May Tripartite Board Members Use Alternates or Proxies?

2014

When a board member is unable to attend a meeting, s/he may wish to either designate an alternate to serve in his or her place for that board meeting or establish a proxy, which often involves giving another person the authority to vote on his or her behalf for a specified number of board meetings. The federal CSBG Act does not address the use of alternates and proxies by tripartite boards. While both public and nonprofit CAAs are subject to a state’s CSBG statutes and regulations, if any exist, other applicable state and/or local laws differ with regard to using alternates and proxies depending upon whether the CAA is nonprofit or public. This FAQ offers analysis for each type of CAA in greater detail.

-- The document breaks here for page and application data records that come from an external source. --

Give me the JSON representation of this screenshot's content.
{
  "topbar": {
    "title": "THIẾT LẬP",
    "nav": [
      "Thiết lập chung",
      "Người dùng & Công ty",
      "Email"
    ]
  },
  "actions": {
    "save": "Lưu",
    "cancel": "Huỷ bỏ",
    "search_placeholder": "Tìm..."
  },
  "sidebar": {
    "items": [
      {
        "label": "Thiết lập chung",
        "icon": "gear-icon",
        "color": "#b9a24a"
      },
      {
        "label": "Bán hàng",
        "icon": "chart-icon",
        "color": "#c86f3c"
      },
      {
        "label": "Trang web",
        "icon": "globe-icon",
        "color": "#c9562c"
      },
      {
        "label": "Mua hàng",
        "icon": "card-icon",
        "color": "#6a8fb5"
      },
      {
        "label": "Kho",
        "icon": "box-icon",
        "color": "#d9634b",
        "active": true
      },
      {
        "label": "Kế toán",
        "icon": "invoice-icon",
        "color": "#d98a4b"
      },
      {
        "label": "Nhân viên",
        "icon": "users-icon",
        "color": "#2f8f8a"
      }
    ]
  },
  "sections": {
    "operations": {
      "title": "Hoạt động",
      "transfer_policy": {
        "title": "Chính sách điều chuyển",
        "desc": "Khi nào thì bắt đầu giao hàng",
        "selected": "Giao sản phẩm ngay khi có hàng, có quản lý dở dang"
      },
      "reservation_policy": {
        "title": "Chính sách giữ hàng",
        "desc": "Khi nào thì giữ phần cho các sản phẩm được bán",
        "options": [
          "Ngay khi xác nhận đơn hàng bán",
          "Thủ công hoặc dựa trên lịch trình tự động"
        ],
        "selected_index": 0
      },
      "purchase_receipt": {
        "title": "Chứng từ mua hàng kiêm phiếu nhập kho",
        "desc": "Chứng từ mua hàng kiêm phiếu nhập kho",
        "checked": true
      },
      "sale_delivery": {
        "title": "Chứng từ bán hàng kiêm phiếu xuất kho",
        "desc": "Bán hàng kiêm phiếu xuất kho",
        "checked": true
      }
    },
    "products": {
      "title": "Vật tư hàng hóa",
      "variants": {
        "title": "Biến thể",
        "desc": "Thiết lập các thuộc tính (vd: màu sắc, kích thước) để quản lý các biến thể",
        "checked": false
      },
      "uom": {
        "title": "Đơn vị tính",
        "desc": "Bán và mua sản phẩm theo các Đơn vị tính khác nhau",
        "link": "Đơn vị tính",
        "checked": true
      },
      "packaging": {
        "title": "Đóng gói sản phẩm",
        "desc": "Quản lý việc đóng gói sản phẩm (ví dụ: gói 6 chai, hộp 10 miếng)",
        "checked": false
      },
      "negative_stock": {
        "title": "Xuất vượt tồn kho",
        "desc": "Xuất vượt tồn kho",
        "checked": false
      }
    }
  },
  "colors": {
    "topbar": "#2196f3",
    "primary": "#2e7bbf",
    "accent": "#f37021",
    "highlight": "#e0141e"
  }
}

Related Resources:

People: How Do You Get the Right People on the Board?

People: How Do You Get the Right People on the Board?

Travel with us for the first webinar in CAPLAW's Conductor Series, focused on CAPLAW's animated board training video People: How Do You Get the Right People on the Board? Along the way, watch the full board training video with CAPLAW,...

Democratic Selection Procedures in a Pandemic

Democratic Selection Procedures in a Pandemic

The COVID-19 pandemic has created a multitude of unprecedented challenges for CAAs. One of the challenges that has spurred CAAs to innovate is the need to recruit and elect representatives of the low-income community to serve on the tripartite board.While serious obstacles...

Democratic Selection Procedures in a Pandemic

Raising the Low-Income Voice

Since the inception of the Economic Opportunity Act, a fundamental goal of Community Action has been to provide low-income individuals with a voice in the administration of its poverty alleviating programs. With the Community Service Block Grant (CSBG) Act's call to...